(Stored entries)
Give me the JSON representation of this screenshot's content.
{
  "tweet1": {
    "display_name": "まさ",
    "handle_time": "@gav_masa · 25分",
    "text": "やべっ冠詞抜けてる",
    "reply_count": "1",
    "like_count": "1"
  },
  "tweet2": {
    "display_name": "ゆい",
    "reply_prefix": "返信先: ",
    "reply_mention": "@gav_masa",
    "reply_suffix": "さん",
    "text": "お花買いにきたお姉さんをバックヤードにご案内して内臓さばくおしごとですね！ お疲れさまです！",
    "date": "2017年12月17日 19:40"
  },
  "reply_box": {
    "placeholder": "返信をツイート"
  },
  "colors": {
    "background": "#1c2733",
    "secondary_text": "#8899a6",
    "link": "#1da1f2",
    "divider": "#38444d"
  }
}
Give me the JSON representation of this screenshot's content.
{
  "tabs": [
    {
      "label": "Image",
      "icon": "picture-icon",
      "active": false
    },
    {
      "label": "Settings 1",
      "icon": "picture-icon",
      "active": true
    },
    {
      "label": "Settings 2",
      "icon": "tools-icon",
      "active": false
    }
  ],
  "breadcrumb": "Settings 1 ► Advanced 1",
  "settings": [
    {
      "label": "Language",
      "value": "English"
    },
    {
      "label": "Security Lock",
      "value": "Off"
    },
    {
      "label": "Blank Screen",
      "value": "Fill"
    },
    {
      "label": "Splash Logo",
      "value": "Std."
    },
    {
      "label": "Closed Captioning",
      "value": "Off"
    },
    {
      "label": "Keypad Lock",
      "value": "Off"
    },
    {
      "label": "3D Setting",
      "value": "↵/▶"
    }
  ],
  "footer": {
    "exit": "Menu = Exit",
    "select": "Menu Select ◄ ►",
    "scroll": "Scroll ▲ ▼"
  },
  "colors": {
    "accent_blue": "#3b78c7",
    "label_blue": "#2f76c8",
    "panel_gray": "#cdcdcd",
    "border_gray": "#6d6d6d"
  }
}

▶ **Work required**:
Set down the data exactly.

▶ **Result for this exercise**:
Give me the JSON representation of this screenshot's content.
{
  "tweet1": {
    "display_name": "まさ",
    "handle_time": "@gav_masa · 25分",
    "text": "やべっ冠詞抜けてる",
    "reply_count": "1",
    "like_count": "1"
  },
  "tweet2": {
    "display_name": "ゆい",
    "reply_prefix": "返信先: ",
    "reply_mention": "@gav_masa",
    "reply_suffix": "さん",
    "text": "お花買いにきたお姉さんをバックヤードにご案内して内臓さばくおしごとですね！ お疲れさまです！",
    "date": "2017年12月17日 19:40"
  },
  "reply_box": {
    "placeholder": "返信をツイート"
  },
  "colors": {
    "background": "#1c2733",
    "secondary_text": "#8899a6",
    "link": "#1da1f2",
    "divider": "#38444d"
  }
}
Give me the JSON representation of this screenshot's content.
{
  "tabs": [
    {
      "label": "Image",
      "icon": "picture-icon",
      "active": false
    },
    {
      "label": "Settings 1",
      "icon": "picture-icon",
      "active": true
    },
    {
      "label": "Settings 2",
      "icon": "tools-icon",
      "active": false
    }
  ],
  "breadcrumb": "Settings 1 ► Advanced 1",
  "settings": [
    {
      "label": "Language",
      "value": "English"
    },
    {
      "label": "Security Lock",
      "value": "Off"
    },
    {
      "label": "Blank Screen",
      "value": "Fill"
    },
    {
      "label": "Splash Logo",
      "value": "Std."
    },
    {
      "label": "Closed Captioning",
      "value": "Off"
    },
    {
      "label": "Keypad Lock",
      "value": "Off"
    },
    {
      "label": "3D Setting",
      "value": "↵/▶"
    }
  ],
  "footer": {
    "exit": "Menu = Exit",
    "select": "Menu Select ◄ ►",
    "scroll": "Scroll ▲ ▼"
  },
  "colors": {
    "accent_blue": "#3b78c7",
    "label_blue": "#2f76c8",
    "panel_gray": "#cdcdcd",
    "border_gray": "#6d6d6d"
  }
}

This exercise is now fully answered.